  3. Edibles, Bulbs, and Houseplants (Starts on Monday, July 13, 2020 and ends on Monday, August 24, 2020. The cost is $189).
  4. Trees, Shrubs, and Conifers (Starts on Monday, July 13, 2020 and ends on Monday, August 24, 2020. The cost is $189).
  5. Annuals, Perennials, and Vines (Starts on Monday, July 13, 2020 and ends on Monday, August 24, 2020. The cost is $189).
  6. Savvy and Sensational Succulent Floral Arrangements (Takes place on Monday, July 20, 2020. The cost is $29).
  7. The Six Seasons of Brandywine Cottage (Takes place on Wednesday, July 22, 2020. The cost is $39).
  8. Sense-able Classrooms: Streamside Forests and Herbal Gardens (Takes place on Wednesday, August 12, 2020. The cost is $13).
  9. Floral Design Certificate Exam (Takes place from Friday, October 9, 2020 to Monday, October 12, 2020. The cost is $99).

Interested in learning more about these classes? Longwood Gardens has a page with more information. You can register for the classes here.

Another way to keep up with the Gardens and discover new information is by visiting the blog section of their website! You will definitely learn something new. I love this post about how to begin your journey with field sketching. Artist Natalya Zahn shows her art supplies and provides a detailed step-by-step breakdown on how to sketch flowers. I also love this post about how to create your own healing garden. Why not pass the time and get lost in this project? Following the Longwood Gardens blog is an excellent way to discover a new interest or new fact. You can even subscribe to the blog.


Depending on how far away you live from the Gardens, Longwood Gardens qualifies as a day trip (and you’ll probably be hungry after all that walking!) Why not pack a picnic for your family?

We packed sandwiches, cheese, baby carrots, and crepes. After we left Longwood Gardens, we had a picnic at Anson B. Nixon Park in Kennett Square. It takes nine minutes to drive from the Gardens to the park.

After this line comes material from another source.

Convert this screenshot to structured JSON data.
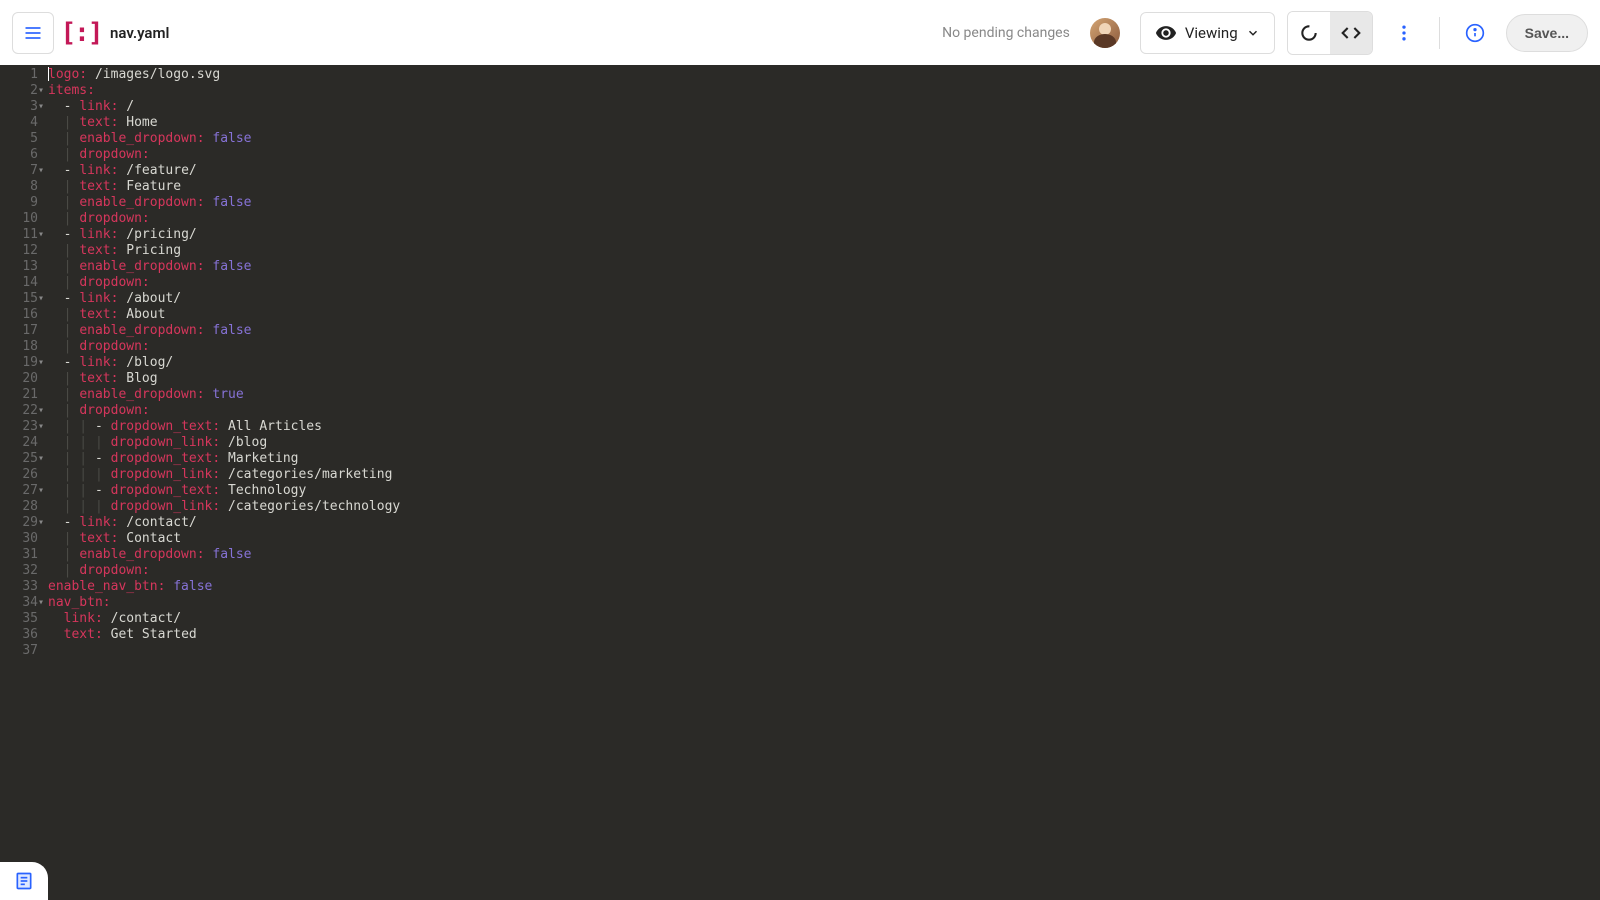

There are picnic tables right next to the Kennett Square Reservoir. There’s also a bunch of trails. There were barely any people when we visited.


If you wish, you can view the online interactive map as you walk through the Gardens. Normally, there are printed maps you can pick up at the Visitor Center. At the current moment, there are no physical maps.

Visiting earlier in the day is better because you want to avoid crowds. You don’t have to leave the Gardens at a specific time. You can stay as long as you want. Parking is free. Longwood Gardens has no tours. Pets are not allowed. You can’t bring outside food into the Gardens, but water is fine.

Longwood Gardens is 30 miles away from Philadelphia, 43 miles away from Lancaster, 110 miles away from Washington D.C., and 130 miles away from NYC. NYC folks- the drive is roughly two hours.


Nature really does boost one’s mental and physical health. Longwood Gardens has made extensive safety measures, and I was very impressed. A day in these Gardens upholds the restorative beauty of nature. I mean, just look at what you can see in the Gardens below.

I hope this post inspires you to visit! Thank you for reading. Stay kind and stay generous.

(P.S.- Want to see the video I made about my day at the Gardens? Check it out below!

Until next time,